§ **What the exercise asks**: Please say how many lines in the records contain the word "Customer", giving only the number.
(Extracted material begins)
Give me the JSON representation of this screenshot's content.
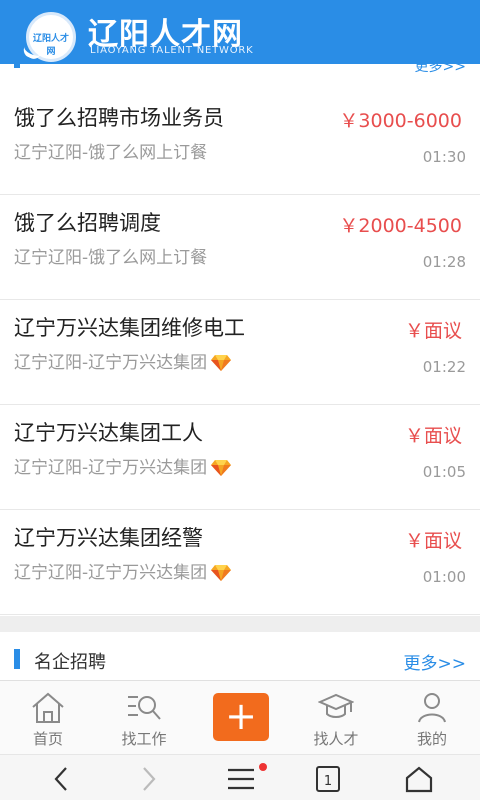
{
  "header": {
    "logo_text": "辽阳人才网",
    "brand": "辽阳人才网",
    "brand_sub": "LIAOYANG TALENT NETWORK"
  },
  "prev_section": {
    "more": "更多>>"
  },
  "jobs": [
    {
      "title": "饿了么招聘市场业务员",
      "salary": "￥3000-6000",
      "company": "辽宁辽阳-饿了么网上订餐",
      "time": "01:30",
      "gem": false
    },
    {
      "title": "饿了么招聘调度",
      "salary": "￥2000-4500",
      "company": "辽宁辽阳-饿了么网上订餐",
      "time": "01:28",
      "gem": false
    },
    {
      "title": "辽宁万兴达集团维修电工",
      "salary": "￥面议",
      "company": "辽宁辽阳-辽宁万兴达集团",
      "time": "01:22",
      "gem": true
    },
    {
      "title": "辽宁万兴达集团工人",
      "salary": "￥面议",
      "company": "辽宁辽阳-辽宁万兴达集团",
      "time": "01:05",
      "gem": true
    },
    {
      "title": "辽宁万兴达集团经警",
      "salary": "￥面议",
      "company": "辽宁辽阳-辽宁万兴达集团",
      "time": "01:00",
      "gem": true
    }
  ],
  "section": {
    "title": "名企招聘",
    "more": "更多>>"
  },
  "tabs": {
    "home": "首页",
    "find_job": "找工作",
    "plus": "+",
    "find_talent": "找人才",
    "mine": "我的"
  },
  "browser_nav": {
    "tab_count": "1"
  },
  "colors": {
    "brand_blue": "#2a8de6",
    "salary_red": "#e84e4e",
    "plus_orange": "#f26b1d"
  }
}
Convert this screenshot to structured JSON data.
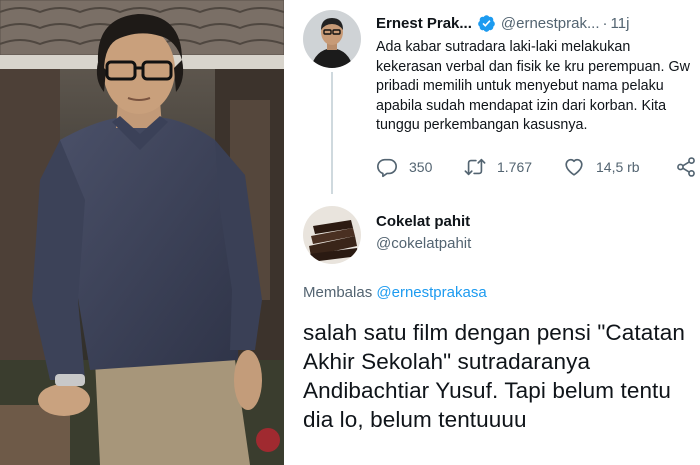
{
  "tweet": {
    "author_name": "Ernest Prak...",
    "author_handle": "@ernestprak...",
    "separator": "·",
    "time": "11j",
    "text": "Ada kabar sutradara laki-laki melakukan kekerasan verbal dan fisik ke kru perempuan. Gw pribadi memilih untuk menyebut nama pelaku apabila sudah mendapat izin dari korban. Kita tunggu perkembangan kasusnya.",
    "reply_count": "350",
    "retweet_count": "1.767",
    "like_count": "14,5 rb",
    "icons": [
      "verified-badge-icon",
      "more-icon",
      "reply-icon",
      "retweet-icon",
      "like-icon",
      "share-icon"
    ]
  },
  "reply": {
    "author_name": "Cokelat pahit",
    "author_handle": "@cokelatpahit",
    "replying_prefix": "Membalas",
    "replying_mention": "@ernestprakasa",
    "text": "salah satu film dengan pensi \"Catatan Akhir Sekolah\" sutradaranya Andibachtiar Yusuf. Tapi belum tentu dia lo, belum tentuuuu"
  },
  "colors": {
    "accent": "#1d9bf0",
    "text": "#0f1419",
    "secondary": "#536471"
  }
}
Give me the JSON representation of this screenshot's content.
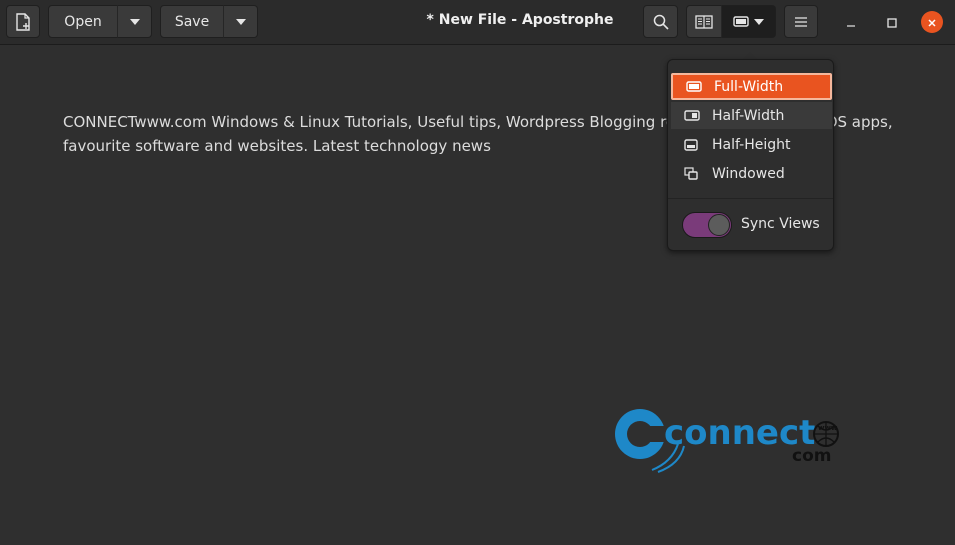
{
  "window": {
    "title": "* New File - Apostrophe"
  },
  "toolbar": {
    "new_file_icon": "new-document-icon",
    "open_label": "Open",
    "save_label": "Save",
    "search_icon": "search-icon",
    "preview_icon": "preview-book-icon",
    "layout_icon": "preview-layout-icon",
    "menu_icon": "hamburger-menu-icon"
  },
  "window_controls": {
    "minimize": "minimize-icon",
    "maximize": "maximize-icon",
    "close": "close-icon"
  },
  "editor": {
    "text": "CONNECTwww.com Windows & Linux Tutorials, Useful tips, Wordpress Blogging resources, Android & iOS apps, favourite software and websites. Latest technology news"
  },
  "preview_menu": {
    "items": [
      {
        "label": "Full-Width",
        "icon": "full-width-icon",
        "selected": true
      },
      {
        "label": "Half-Width",
        "icon": "half-width-icon",
        "selected": false
      },
      {
        "label": "Half-Height",
        "icon": "half-height-icon",
        "selected": false
      },
      {
        "label": "Windowed",
        "icon": "windowed-icon",
        "selected": false
      }
    ],
    "sync_label": "Sync Views",
    "sync_enabled": true
  },
  "watermark": {
    "brand": "connect",
    "suffix": "com",
    "www": "www"
  },
  "colors": {
    "accent": "#e95420",
    "toggle_on": "#7a3b7a",
    "watermark_blue": "#1e88c8"
  }
}
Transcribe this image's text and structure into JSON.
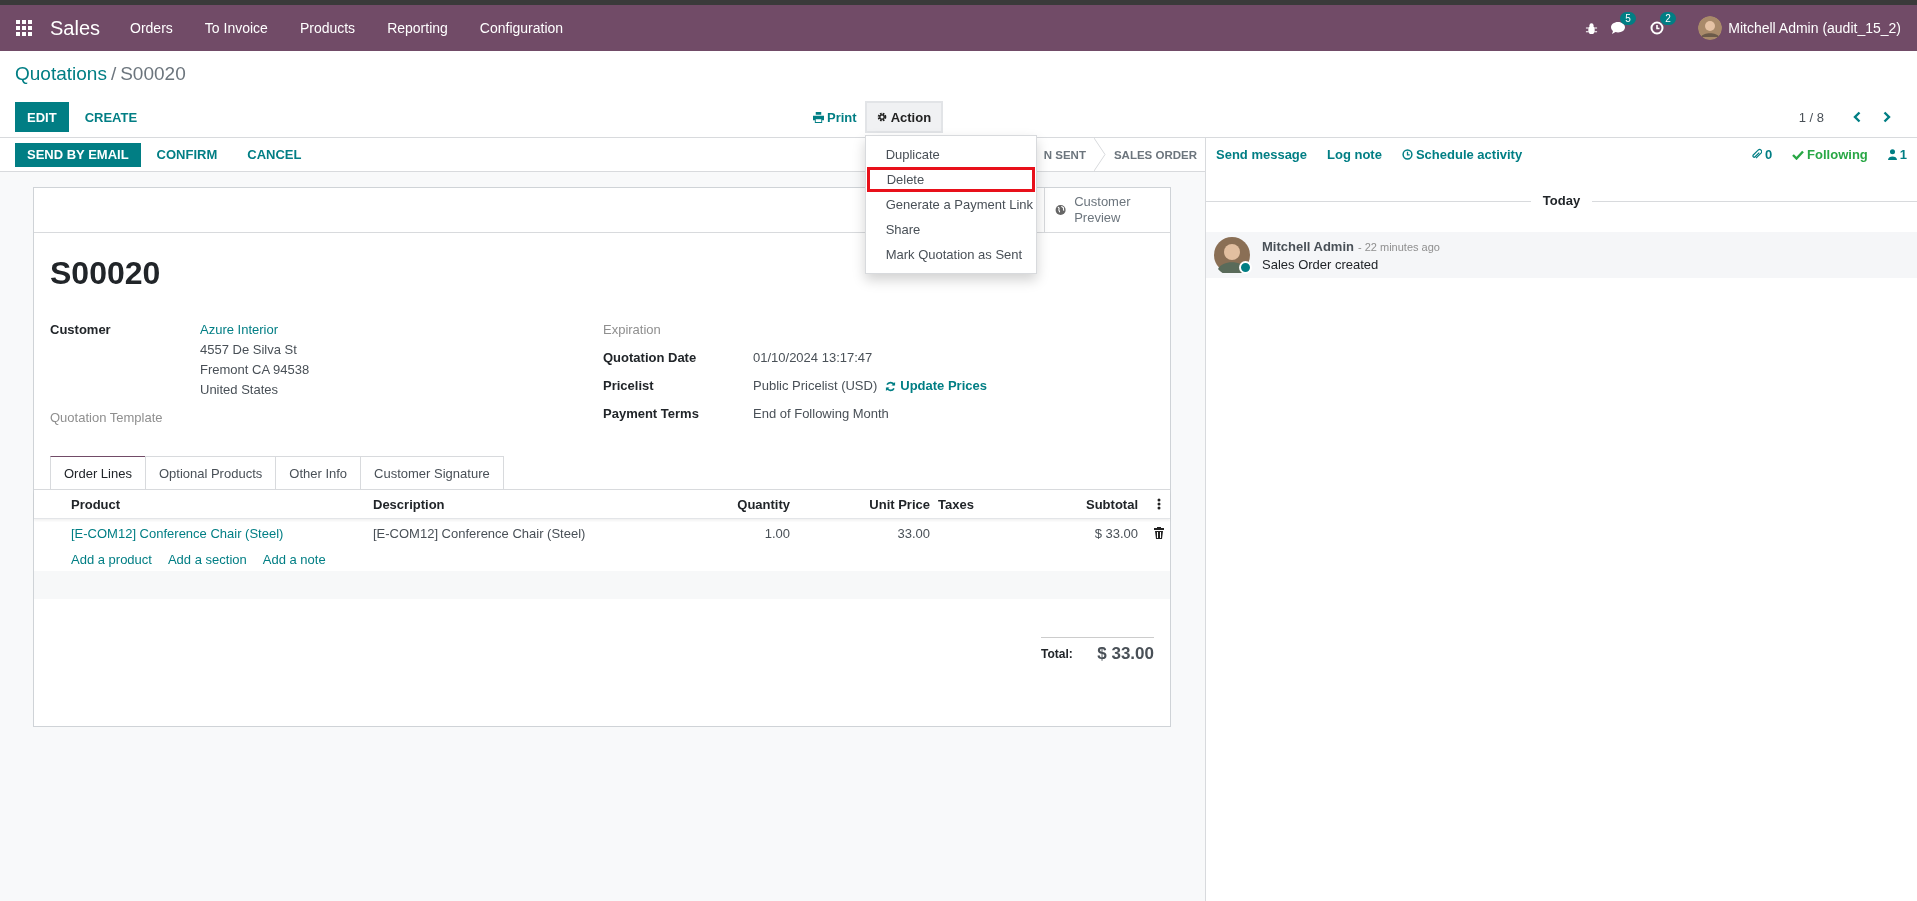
{
  "navbar": {
    "app": "Sales",
    "menu": [
      "Orders",
      "To Invoice",
      "Products",
      "Reporting",
      "Configuration"
    ],
    "messages_badge": "5",
    "activities_badge": "2",
    "user": "Mitchell Admin (audit_15_2)"
  },
  "breadcrumb": {
    "parent": "Quotations",
    "separator": "/",
    "current": "S00020"
  },
  "control_panel": {
    "buttons": [
      "EDIT",
      "CREATE"
    ],
    "print": "Print",
    "action": "Action",
    "pager": "1 / 8",
    "action_menu": [
      {
        "label": "Duplicate",
        "highlighted": false
      },
      {
        "label": "Delete",
        "highlighted": true
      },
      {
        "label": "Generate a Payment Link",
        "highlighted": false
      },
      {
        "label": "Share",
        "highlighted": false
      },
      {
        "label": "Mark Quotation as Sent",
        "highlighted": false
      }
    ]
  },
  "statusbar": {
    "buttons": [
      "SEND BY EMAIL",
      "CONFIRM",
      "CANCEL"
    ],
    "stages": [
      "N SENT",
      "SALES ORDER"
    ]
  },
  "sheet": {
    "smart_button": "Customer Preview",
    "name": "S00020",
    "left_fields": [
      {
        "kind": "partner",
        "label": "Customer",
        "value": "Azure Interior",
        "lines": [
          "4557 De Silva St",
          "Fremont CA 94538",
          "United States"
        ]
      },
      {
        "kind": "empty",
        "label": "Quotation Template"
      }
    ],
    "right_fields": [
      {
        "kind": "empty",
        "label": "Expiration"
      },
      {
        "kind": "text",
        "label": "Quotation Date",
        "value": "01/10/2024 13:17:47"
      },
      {
        "kind": "pricelist",
        "label": "Pricelist",
        "value": "Public Pricelist (USD)",
        "link": "Update Prices"
      },
      {
        "kind": "text",
        "label": "Payment Terms",
        "value": "End of Following Month"
      }
    ],
    "tabs": [
      {
        "label": "Order Lines",
        "selected": true
      },
      {
        "label": "Optional Products",
        "selected": false
      },
      {
        "label": "Other Info",
        "selected": false
      },
      {
        "label": "Customer Signature",
        "selected": false
      }
    ],
    "table": {
      "columns": [
        "Product",
        "Description",
        "Quantity",
        "Unit Price",
        "Taxes",
        "Subtotal"
      ],
      "rows": [
        {
          "cells": [
            "[E-COM12] Conference Chair (Steel)",
            "[E-COM12] Conference Chair (Steel)",
            "1.00",
            "33.00",
            "",
            "$ 33.00"
          ]
        }
      ],
      "add_links": [
        "Add a product",
        "Add a section",
        "Add a note"
      ]
    },
    "total": {
      "label": "Total:",
      "value": "$ 33.00"
    }
  },
  "chatter": {
    "actions": [
      "Send message",
      "Log note",
      "Schedule activity"
    ],
    "attachments": "0",
    "follow": "Following",
    "followers": "1",
    "date_separator": "Today",
    "messages": [
      {
        "author": "Mitchell Admin",
        "time": "- 22 minutes ago",
        "body": "Sales Order created"
      }
    ]
  }
}
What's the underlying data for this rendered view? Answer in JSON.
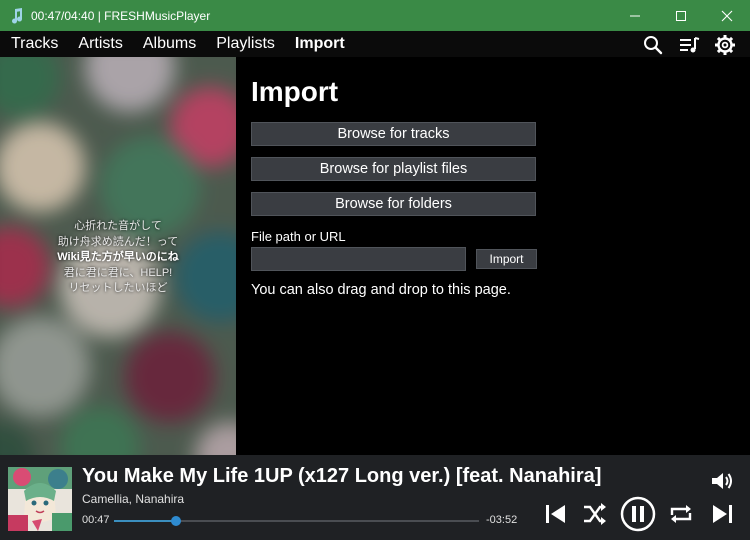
{
  "window": {
    "title": "00:47/04:40 | FRESHMusicPlayer",
    "accent": "#3a8a46"
  },
  "nav": {
    "tabs": [
      {
        "label": "Tracks",
        "active": false
      },
      {
        "label": "Artists",
        "active": false
      },
      {
        "label": "Albums",
        "active": false
      },
      {
        "label": "Playlists",
        "active": false
      },
      {
        "label": "Import",
        "active": true
      }
    ],
    "icons": [
      "search-icon",
      "queue-icon",
      "settings-icon"
    ]
  },
  "lyrics": {
    "lines": [
      "心折れた音がして",
      "助け舟求め読んだ！って",
      "Wiki見た方が早いのにね",
      "君に君に君に、HELP!",
      "リセットしたいほど"
    ],
    "current_line_index": 2
  },
  "import": {
    "heading": "Import",
    "browse_tracks_label": "Browse for tracks",
    "browse_playlists_label": "Browse for playlist files",
    "browse_folders_label": "Browse for folders",
    "path_label": "File path or URL",
    "path_value": "",
    "import_button_label": "Import",
    "drag_hint": "You can also drag and drop to this page."
  },
  "player": {
    "title": "You Make My Life 1UP (x127 Long ver.) [feat. Nanahira]",
    "artist": "Camellia, Nanahira",
    "elapsed": "00:47",
    "remaining": "-03:52",
    "progress": 0.17,
    "is_playing": true,
    "progress_color": "#3b8fbf"
  }
}
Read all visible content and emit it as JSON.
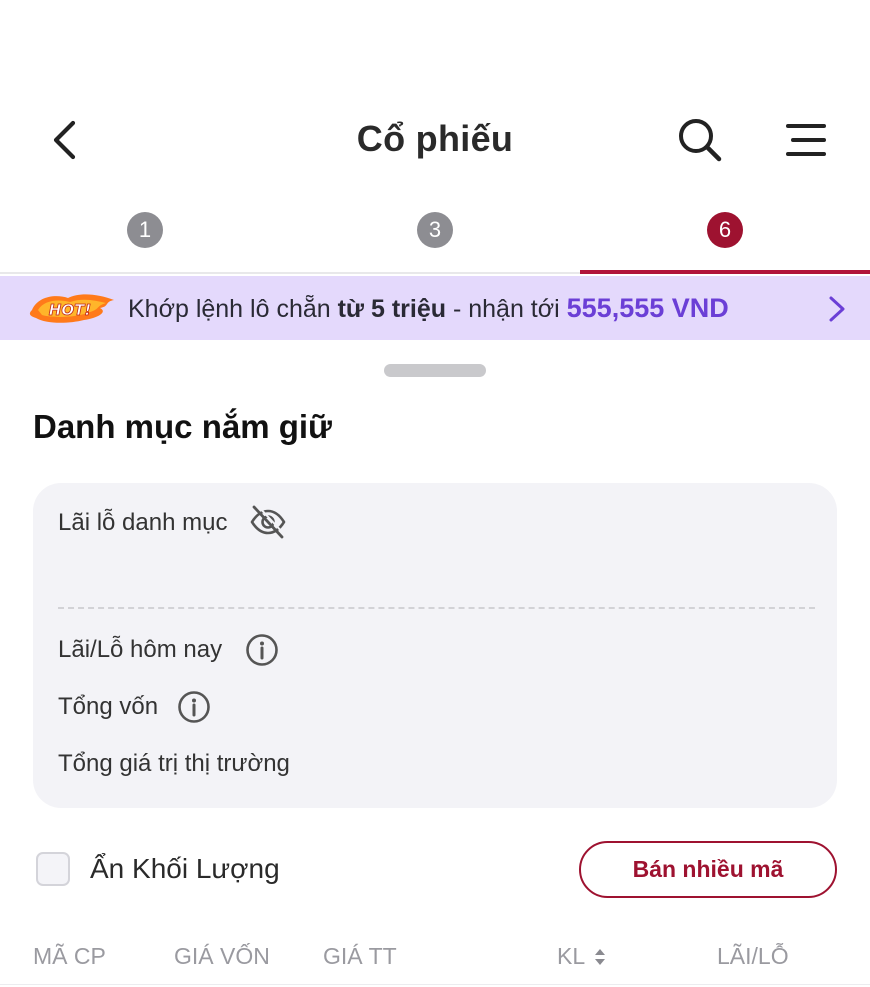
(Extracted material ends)
§ **Exercise response**: 3